• TASK REQUIREMENTS: Which lines of the data below contain "locate"? Please show them all.

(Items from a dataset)

▬▬▬

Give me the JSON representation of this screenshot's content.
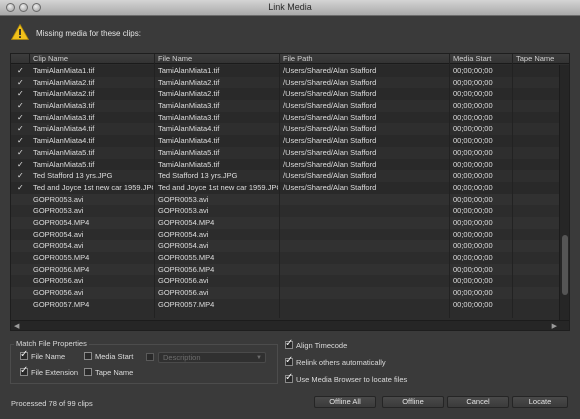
{
  "window": {
    "title": "Link Media"
  },
  "header": {
    "message": "Missing media for these clips:"
  },
  "table": {
    "columns": [
      "Clip Name",
      "File Name",
      "File Path",
      "Media Start",
      "Tape Name"
    ],
    "rows": [
      {
        "checked": true,
        "clip": "TamiAlanMiata1.tif",
        "file": "TamiAlanMiata1.tif",
        "path": "/Users/Shared/Alan Stafford",
        "start": "00;00;00;00",
        "tape": ""
      },
      {
        "checked": true,
        "clip": "TamiAlanMiata2.tif",
        "file": "TamiAlanMiata2.tif",
        "path": "/Users/Shared/Alan Stafford",
        "start": "00;00;00;00",
        "tape": ""
      },
      {
        "checked": true,
        "clip": "TamiAlanMiata2.tif",
        "file": "TamiAlanMiata2.tif",
        "path": "/Users/Shared/Alan Stafford",
        "start": "00;00;00;00",
        "tape": ""
      },
      {
        "checked": true,
        "clip": "TamiAlanMiata3.tif",
        "file": "TamiAlanMiata3.tif",
        "path": "/Users/Shared/Alan Stafford",
        "start": "00;00;00;00",
        "tape": ""
      },
      {
        "checked": true,
        "clip": "TamiAlanMiata3.tif",
        "file": "TamiAlanMiata3.tif",
        "path": "/Users/Shared/Alan Stafford",
        "start": "00;00;00;00",
        "tape": ""
      },
      {
        "checked": true,
        "clip": "TamiAlanMiata4.tif",
        "file": "TamiAlanMiata4.tif",
        "path": "/Users/Shared/Alan Stafford",
        "start": "00;00;00;00",
        "tape": ""
      },
      {
        "checked": true,
        "clip": "TamiAlanMiata4.tif",
        "file": "TamiAlanMiata4.tif",
        "path": "/Users/Shared/Alan Stafford",
        "start": "00;00;00;00",
        "tape": ""
      },
      {
        "checked": true,
        "clip": "TamiAlanMiata5.tif",
        "file": "TamiAlanMiata5.tif",
        "path": "/Users/Shared/Alan Stafford",
        "start": "00;00;00;00",
        "tape": ""
      },
      {
        "checked": true,
        "clip": "TamiAlanMiata5.tif",
        "file": "TamiAlanMiata5.tif",
        "path": "/Users/Shared/Alan Stafford",
        "start": "00;00;00;00",
        "tape": ""
      },
      {
        "checked": true,
        "clip": "Ted Stafford 13 yrs.JPG",
        "file": "Ted Stafford 13 yrs.JPG",
        "path": "/Users/Shared/Alan Stafford",
        "start": "00;00;00;00",
        "tape": ""
      },
      {
        "checked": true,
        "clip": "Ted and Joyce 1st new car 1959.JPG",
        "file": "Ted and Joyce 1st new car 1959.JPG",
        "path": "/Users/Shared/Alan Stafford",
        "start": "00;00;00;00",
        "tape": ""
      },
      {
        "checked": false,
        "clip": "GOPR0053.avi",
        "file": "GOPR0053.avi",
        "path": "",
        "start": "00;00;00;00",
        "tape": ""
      },
      {
        "checked": false,
        "clip": "GOPR0053.avi",
        "file": "GOPR0053.avi",
        "path": "",
        "start": "00;00;00;00",
        "tape": ""
      },
      {
        "checked": false,
        "clip": "GOPR0054.MP4",
        "file": "GOPR0054.MP4",
        "path": "",
        "start": "00;00;00;00",
        "tape": ""
      },
      {
        "checked": false,
        "clip": "GOPR0054.avi",
        "file": "GOPR0054.avi",
        "path": "",
        "start": "00;00;00;00",
        "tape": ""
      },
      {
        "checked": false,
        "clip": "GOPR0054.avi",
        "file": "GOPR0054.avi",
        "path": "",
        "start": "00;00;00;00",
        "tape": ""
      },
      {
        "checked": false,
        "clip": "GOPR0055.MP4",
        "file": "GOPR0055.MP4",
        "path": "",
        "start": "00;00;00;00",
        "tape": ""
      },
      {
        "checked": false,
        "clip": "GOPR0056.MP4",
        "file": "GOPR0056.MP4",
        "path": "",
        "start": "00;00;00;00",
        "tape": ""
      },
      {
        "checked": false,
        "clip": "GOPR0056.avi",
        "file": "GOPR0056.avi",
        "path": "",
        "start": "00;00;00;00",
        "tape": ""
      },
      {
        "checked": false,
        "clip": "GOPR0056.avi",
        "file": "GOPR0056.avi",
        "path": "",
        "start": "00;00;00;00",
        "tape": ""
      },
      {
        "checked": false,
        "clip": "GOPR0057.MP4",
        "file": "GOPR0057.MP4",
        "path": "",
        "start": "00;00;00;00",
        "tape": ""
      }
    ]
  },
  "match": {
    "legend": "Match File Properties",
    "file_name": {
      "label": "File Name",
      "checked": true
    },
    "media_start": {
      "label": "Media Start",
      "checked": false
    },
    "description": {
      "label": "Description",
      "checked": false,
      "enabled": false
    },
    "file_extension": {
      "label": "File Extension",
      "checked": true
    },
    "tape_name": {
      "label": "Tape Name",
      "checked": false
    }
  },
  "options": {
    "align_timecode": {
      "label": "Align Timecode",
      "checked": true
    },
    "relink_others": {
      "label": "Relink others automatically",
      "checked": true
    },
    "media_browser": {
      "label": "Use Media Browser to locate files",
      "checked": true
    }
  },
  "status": "Processed 78 of 99 clips",
  "buttons": {
    "offline_all": "Offline All",
    "offline": "Offline",
    "cancel": "Cancel",
    "locate": "Locate"
  },
  "colors": {
    "background": "#3a3a3a",
    "table_bg": "#2c2c2c",
    "warning": "#f2c21b"
  }
}
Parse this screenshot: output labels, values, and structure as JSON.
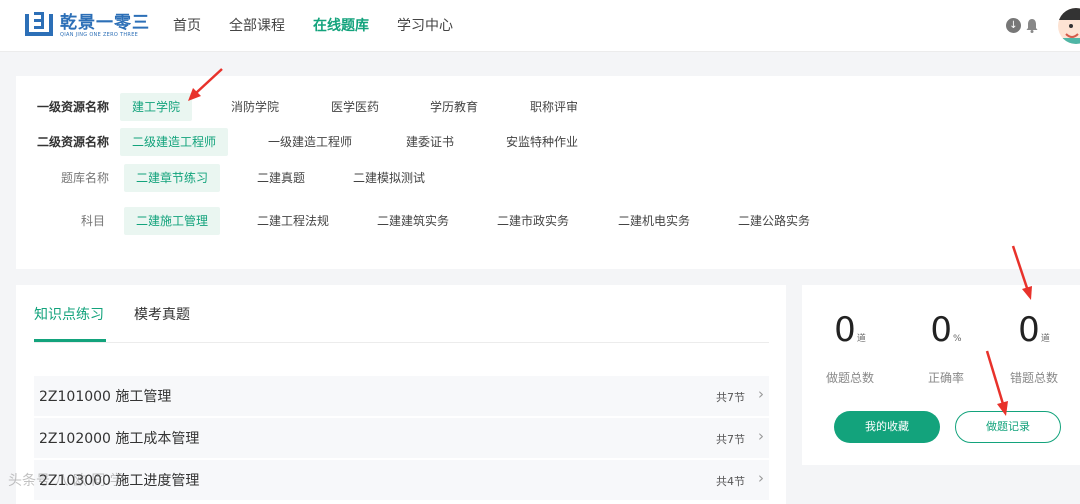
{
  "brand": {
    "name": "乾景一零三",
    "subtitle": "QIAN JING ONE ZERO THREE",
    "color": "#2c6fb7"
  },
  "nav": {
    "items": [
      {
        "label": "首页",
        "active": false
      },
      {
        "label": "全部课程",
        "active": false
      },
      {
        "label": "在线题库",
        "active": true
      },
      {
        "label": "学习中心",
        "active": false
      }
    ]
  },
  "header": {
    "download_icon": "download-circle-icon",
    "bell_icon": "bell-icon"
  },
  "filters": {
    "level1": {
      "label": "一级资源名称",
      "options": [
        "建工学院",
        "消防学院",
        "医学医药",
        "学历教育",
        "职称评审"
      ],
      "selected": "建工学院"
    },
    "level2": {
      "label": "二级资源名称",
      "options": [
        "二级建造工程师",
        "一级建造工程师",
        "建委证书",
        "安监特种作业"
      ],
      "selected": "二级建造工程师"
    },
    "bank": {
      "label": "题库名称",
      "options": [
        "二建章节练习",
        "二建真题",
        "二建模拟测试"
      ],
      "selected": "二建章节练习"
    },
    "subject": {
      "label": "科目",
      "options": [
        "二建施工管理",
        "二建工程法规",
        "二建建筑实务",
        "二建市政实务",
        "二建机电实务",
        "二建公路实务"
      ],
      "selected": "二建施工管理"
    }
  },
  "practice": {
    "tabs": [
      {
        "label": "知识点练习",
        "active": true
      },
      {
        "label": "模考真题",
        "active": false
      }
    ],
    "chapters": [
      {
        "title": "2Z101000 施工管理",
        "count": "共7节"
      },
      {
        "title": "2Z102000 施工成本管理",
        "count": "共7节"
      },
      {
        "title": "2Z103000 施工进度管理",
        "count": "共4节"
      }
    ]
  },
  "stats": {
    "items": [
      {
        "value": "0",
        "unit": "道",
        "label": "做题总数"
      },
      {
        "value": "0",
        "unit": "%",
        "label": "正确率"
      },
      {
        "value": "0",
        "unit": "道",
        "label": "错题总数"
      }
    ],
    "favorites_label": "我的收藏",
    "records_label": "做题记录"
  },
  "watermark": "头条号 八 欧 同 学",
  "colors": {
    "accent": "#13a37c",
    "selected_bg": "#eaf6f1",
    "annotation": "#e8322b"
  }
}
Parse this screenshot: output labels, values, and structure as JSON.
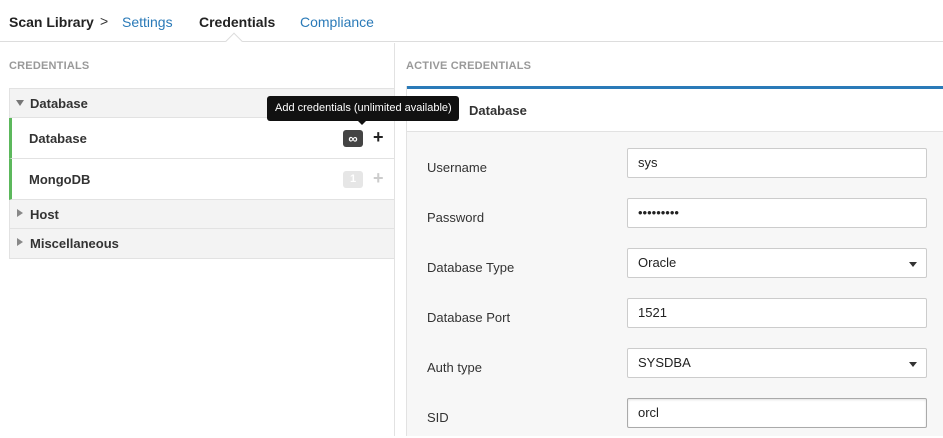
{
  "nav": {
    "root": "Scan Library",
    "chevron": ">",
    "tabs": [
      {
        "label": "Settings"
      },
      {
        "label": "Credentials"
      },
      {
        "label": "Compliance"
      }
    ]
  },
  "left": {
    "section_title": "CREDENTIALS",
    "groups": {
      "database": {
        "label": "Database",
        "items": [
          {
            "label": "Database",
            "badge": "∞",
            "add": "+"
          },
          {
            "label": "MongoDB",
            "badge": "1",
            "add": "+"
          }
        ]
      },
      "host": {
        "label": "Host"
      },
      "misc": {
        "label": "Miscellaneous"
      }
    },
    "tooltip": "Add credentials (unlimited available)"
  },
  "right": {
    "section_title": "ACTIVE CREDENTIALS",
    "cred_title": "Database",
    "fields": {
      "username": {
        "label": "Username",
        "value": "sys"
      },
      "password": {
        "label": "Password",
        "value": "•••••••••"
      },
      "db_type": {
        "label": "Database Type",
        "value": "Oracle"
      },
      "db_port": {
        "label": "Database Port",
        "value": "1521"
      },
      "auth_type": {
        "label": "Auth type",
        "value": "SYSDBA"
      },
      "sid": {
        "label": "SID",
        "value": "orcl"
      }
    }
  },
  "colors": {
    "accent": "#2a7ab8",
    "active_marker": "#5cb85c"
  }
}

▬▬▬

• YOUR RESPONSE:
      "label": "Use Media Browser to locate files",
    "locate": "Locate"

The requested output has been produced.